Material supplied:
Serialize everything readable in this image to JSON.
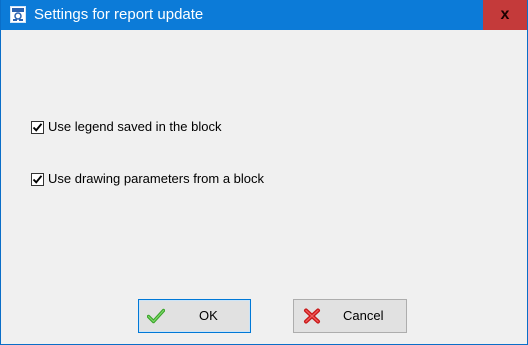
{
  "window": {
    "title": "Settings for report update",
    "close_label": "x"
  },
  "options": [
    {
      "label": "Use legend saved in the block",
      "checked": true
    },
    {
      "label": "Use drawing parameters from a block",
      "checked": true
    }
  ],
  "buttons": {
    "ok_label": "OK",
    "cancel_label": "Cancel"
  },
  "icons": {
    "app": "app-icon",
    "ok": "checkmark-icon",
    "cancel": "red-x-icon"
  },
  "colors": {
    "titlebar": "#0c7bd8",
    "close_button": "#c43a3a",
    "dialog_background": "#f0f0f0"
  }
}
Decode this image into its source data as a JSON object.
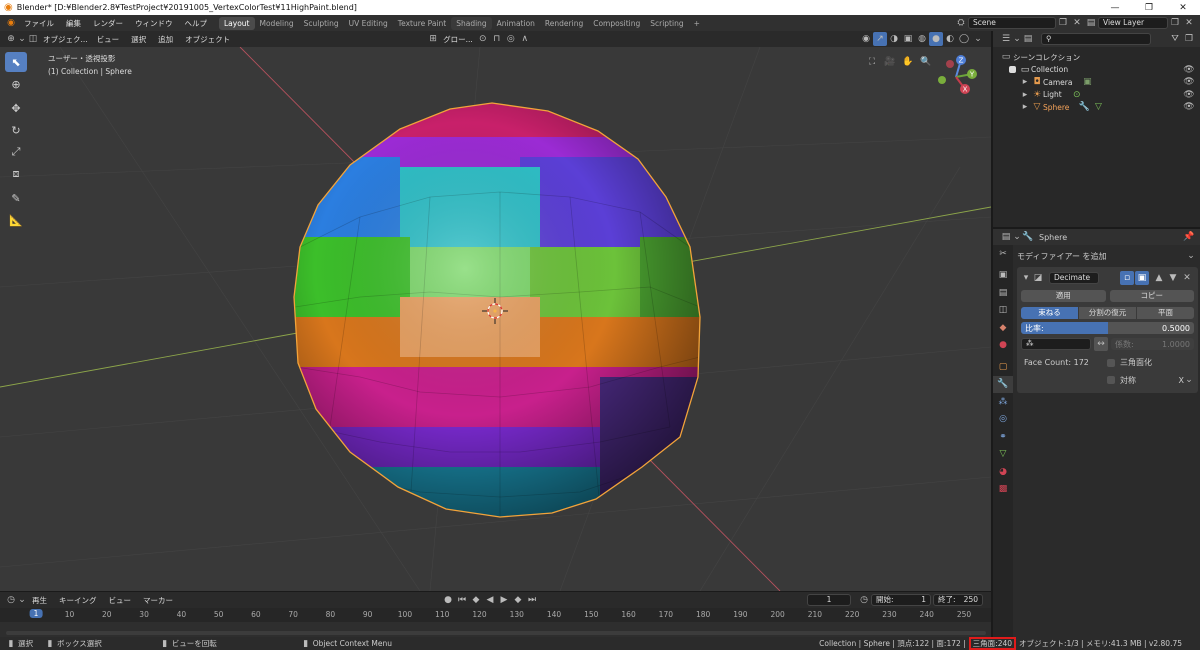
{
  "titlebar": {
    "title": "Blender* [D:¥Blender2.8¥TestProject¥20191005_VertexColorTest¥11HighPaint.blend]"
  },
  "menu": [
    "ファイル",
    "編集",
    "レンダー",
    "ウィンドウ",
    "ヘルプ"
  ],
  "workspaces": [
    "Layout",
    "Modeling",
    "Sculpting",
    "UV Editing",
    "Texture Paint",
    "Shading",
    "Animation",
    "Rendering",
    "Compositing",
    "Scripting"
  ],
  "workspace_active": "Layout",
  "workspace_add": "+",
  "scene": {
    "label": "Scene",
    "view_layer": "View Layer"
  },
  "viewport_header": {
    "mode": "オブジェク...",
    "menus": [
      "ビュー",
      "選択",
      "追加",
      "オブジェクト"
    ],
    "transform": "グロー..."
  },
  "viewport": {
    "view_name": "ユーザー・透視投影",
    "collection_info": "(1) Collection | Sphere"
  },
  "gizmo": {
    "z": "Z",
    "y": "Y",
    "x": "X"
  },
  "timeline": {
    "menus": [
      "再生",
      "キーイング",
      "ビュー",
      "マーカー"
    ],
    "current_frame": "1",
    "start_label": "開始:",
    "start": "1",
    "end_label": "終了:",
    "end": "250",
    "ticks": [
      "1",
      "10",
      "20",
      "30",
      "40",
      "50",
      "60",
      "70",
      "80",
      "90",
      "100",
      "110",
      "120",
      "130",
      "140",
      "150",
      "160",
      "170",
      "180",
      "190",
      "200",
      "210",
      "220",
      "230",
      "240",
      "250"
    ]
  },
  "outliner": {
    "root": "シーンコレクション",
    "collection": "Collection",
    "items": [
      "Camera",
      "Light",
      "Sphere"
    ]
  },
  "properties": {
    "object_name": "Sphere",
    "add_modifier": "モディファイアー を追加",
    "modifier_name": "Decimate",
    "apply": "適用",
    "copy": "コピー",
    "modes": [
      "束ねる",
      "分割の復元",
      "平面"
    ],
    "ratio_label": "比率:",
    "ratio_value": "0.5000",
    "ratio": 0.5,
    "factor_label": "係数:",
    "factor_value": "1.0000",
    "face_count": "Face Count: 172",
    "triangulate": "三角面化",
    "symmetry": "対称",
    "axis": "X"
  },
  "statusbar": {
    "select": "選択",
    "box_select": "ボックス選択",
    "rotate_view": "ビューを回転",
    "context_menu": "Object Context Menu",
    "stats_prefix": "Collection | Sphere | 頂点:122 | 面:172 |",
    "triangles": "三角面:240",
    "stats_suffix": "オブジェクト:1/3 | メモリ:41.3 MB | v2.80.75"
  },
  "colors": {
    "accent": "#4772b3",
    "selection_outline": "#f2a33a",
    "status_highlight": "#e01b1b"
  }
}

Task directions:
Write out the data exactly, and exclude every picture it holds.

Result of the exercise:
Serialize everything readable in this image to JSON.
{
  "window": {
    "title": "Settings for report update",
    "close_label": "x"
  },
  "options": [
    {
      "label": "Use legend saved in the block",
      "checked": true
    },
    {
      "label": "Use drawing parameters from a block",
      "checked": true
    }
  ],
  "buttons": {
    "ok_label": "OK",
    "cancel_label": "Cancel"
  },
  "icons": {
    "app": "app-icon",
    "ok": "checkmark-icon",
    "cancel": "red-x-icon"
  },
  "colors": {
    "titlebar": "#0c7bd8",
    "close_button": "#c43a3a",
    "dialog_background": "#f0f0f0"
  }
}
Decode this image into its source data as a JSON object.
{
  "titlebar": {
    "title": "Blender* [D:¥Blender2.8¥TestProject¥20191005_VertexColorTest¥11HighPaint.blend]"
  },
  "menu": [
    "ファイル",
    "編集",
    "レンダー",
    "ウィンドウ",
    "ヘルプ"
  ],
  "workspaces": [
    "Layout",
    "Modeling",
    "Sculpting",
    "UV Editing",
    "Texture Paint",
    "Shading",
    "Animation",
    "Rendering",
    "Compositing",
    "Scripting"
  ],
  "workspace_active": "Layout",
  "workspace_add": "+",
  "scene": {
    "label": "Scene",
    "view_layer": "View Layer"
  },
  "viewport_header": {
    "mode": "オブジェク...",
    "menus": [
      "ビュー",
      "選択",
      "追加",
      "オブジェクト"
    ],
    "transform": "グロー..."
  },
  "viewport": {
    "view_name": "ユーザー・透視投影",
    "collection_info": "(1) Collection | Sphere"
  },
  "gizmo": {
    "z": "Z",
    "y": "Y",
    "x": "X"
  },
  "timeline": {
    "menus": [
      "再生",
      "キーイング",
      "ビュー",
      "マーカー"
    ],
    "current_frame": "1",
    "start_label": "開始:",
    "start": "1",
    "end_label": "終了:",
    "end": "250",
    "ticks": [
      "1",
      "10",
      "20",
      "30",
      "40",
      "50",
      "60",
      "70",
      "80",
      "90",
      "100",
      "110",
      "120",
      "130",
      "140",
      "150",
      "160",
      "170",
      "180",
      "190",
      "200",
      "210",
      "220",
      "230",
      "240",
      "250"
    ]
  },
  "outliner": {
    "root": "シーンコレクション",
    "collection": "Collection",
    "items": [
      "Camera",
      "Light",
      "Sphere"
    ]
  },
  "properties": {
    "object_name": "Sphere",
    "add_modifier": "モディファイアー を追加",
    "modifier_name": "Decimate",
    "apply": "適用",
    "copy": "コピー",
    "modes": [
      "束ねる",
      "分割の復元",
      "平面"
    ],
    "ratio_label": "比率:",
    "ratio_value": "0.5000",
    "ratio": 0.5,
    "factor_label": "係数:",
    "factor_value": "1.0000",
    "face_count": "Face Count: 172",
    "triangulate": "三角面化",
    "symmetry": "対称",
    "axis": "X"
  },
  "statusbar": {
    "select": "選択",
    "box_select": "ボックス選択",
    "rotate_view": "ビューを回転",
    "context_menu": "Object Context Menu",
    "stats_prefix": "Collection | Sphere | 頂点:122 | 面:172 |",
    "triangles": "三角面:240",
    "stats_suffix": "オブジェクト:1/3 | メモリ:41.3 MB | v2.80.75"
  },
  "colors": {
    "accent": "#4772b3",
    "selection_outline": "#f2a33a",
    "status_highlight": "#e01b1b"
  }
}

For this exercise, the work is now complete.